GIVEN DATA
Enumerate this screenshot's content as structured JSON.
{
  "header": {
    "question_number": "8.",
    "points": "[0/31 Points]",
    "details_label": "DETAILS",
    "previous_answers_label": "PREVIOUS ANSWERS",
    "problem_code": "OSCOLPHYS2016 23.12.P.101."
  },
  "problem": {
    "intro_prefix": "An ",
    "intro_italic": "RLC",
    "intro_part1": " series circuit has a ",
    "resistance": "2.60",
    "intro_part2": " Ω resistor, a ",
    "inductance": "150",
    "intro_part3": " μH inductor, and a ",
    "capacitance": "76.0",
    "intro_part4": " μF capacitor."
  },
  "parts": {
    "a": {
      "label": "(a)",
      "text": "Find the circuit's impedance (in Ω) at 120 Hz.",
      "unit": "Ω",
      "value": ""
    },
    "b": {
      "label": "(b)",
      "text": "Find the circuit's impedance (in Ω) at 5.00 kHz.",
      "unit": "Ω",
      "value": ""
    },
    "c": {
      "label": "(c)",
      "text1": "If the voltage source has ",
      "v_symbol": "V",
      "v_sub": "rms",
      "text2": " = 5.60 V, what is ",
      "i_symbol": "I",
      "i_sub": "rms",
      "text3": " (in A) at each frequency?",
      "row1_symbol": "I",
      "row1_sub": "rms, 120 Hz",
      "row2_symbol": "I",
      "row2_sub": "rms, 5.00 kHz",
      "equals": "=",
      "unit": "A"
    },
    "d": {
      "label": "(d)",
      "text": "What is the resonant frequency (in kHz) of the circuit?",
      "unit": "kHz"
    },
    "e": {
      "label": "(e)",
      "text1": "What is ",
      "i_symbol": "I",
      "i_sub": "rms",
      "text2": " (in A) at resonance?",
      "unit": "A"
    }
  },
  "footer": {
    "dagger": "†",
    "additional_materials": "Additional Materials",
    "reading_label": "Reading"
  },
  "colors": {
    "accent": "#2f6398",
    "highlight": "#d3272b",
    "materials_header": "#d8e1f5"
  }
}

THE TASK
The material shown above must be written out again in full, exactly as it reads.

SOLVED PROBLEM
Enumerate this screenshot's content as structured JSON.
{
  "header": {
    "question_number": "8.",
    "points": "[0/31 Points]",
    "details_label": "DETAILS",
    "previous_answers_label": "PREVIOUS ANSWERS",
    "problem_code": "OSCOLPHYS2016 23.12.P.101."
  },
  "problem": {
    "intro_prefix": "An ",
    "intro_italic": "RLC",
    "intro_part1": " series circuit has a ",
    "resistance": "2.60",
    "intro_part2": " Ω resistor, a ",
    "inductance": "150",
    "intro_part3": " μH inductor, and a ",
    "capacitance": "76.0",
    "intro_part4": " μF capacitor."
  },
  "parts": {
    "a": {
      "label": "(a)",
      "text": "Find the circuit's impedance (in Ω) at 120 Hz.",
      "unit": "Ω",
      "value": ""
    },
    "b": {
      "label": "(b)",
      "text": "Find the circuit's impedance (in Ω) at 5.00 kHz.",
      "unit": "Ω",
      "value": ""
    },
    "c": {
      "label": "(c)",
      "text1": "If the voltage source has ",
      "v_symbol": "V",
      "v_sub": "rms",
      "text2": " = 5.60 V, what is ",
      "i_symbol": "I",
      "i_sub": "rms",
      "text3": " (in A) at each frequency?",
      "row1_symbol": "I",
      "row1_sub": "rms, 120 Hz",
      "row2_symbol": "I",
      "row2_sub": "rms, 5.00 kHz",
      "equals": "=",
      "unit": "A"
    },
    "d": {
      "label": "(d)",
      "text": "What is the resonant frequency (in kHz) of the circuit?",
      "unit": "kHz"
    },
    "e": {
      "label": "(e)",
      "text1": "What is ",
      "i_symbol": "I",
      "i_sub": "rms",
      "text2": " (in A) at resonance?",
      "unit": "A"
    }
  },
  "footer": {
    "dagger": "†",
    "additional_materials": "Additional Materials",
    "reading_label": "Reading"
  },
  "colors": {
    "accent": "#2f6398",
    "highlight": "#d3272b",
    "materials_header": "#d8e1f5"
  }
}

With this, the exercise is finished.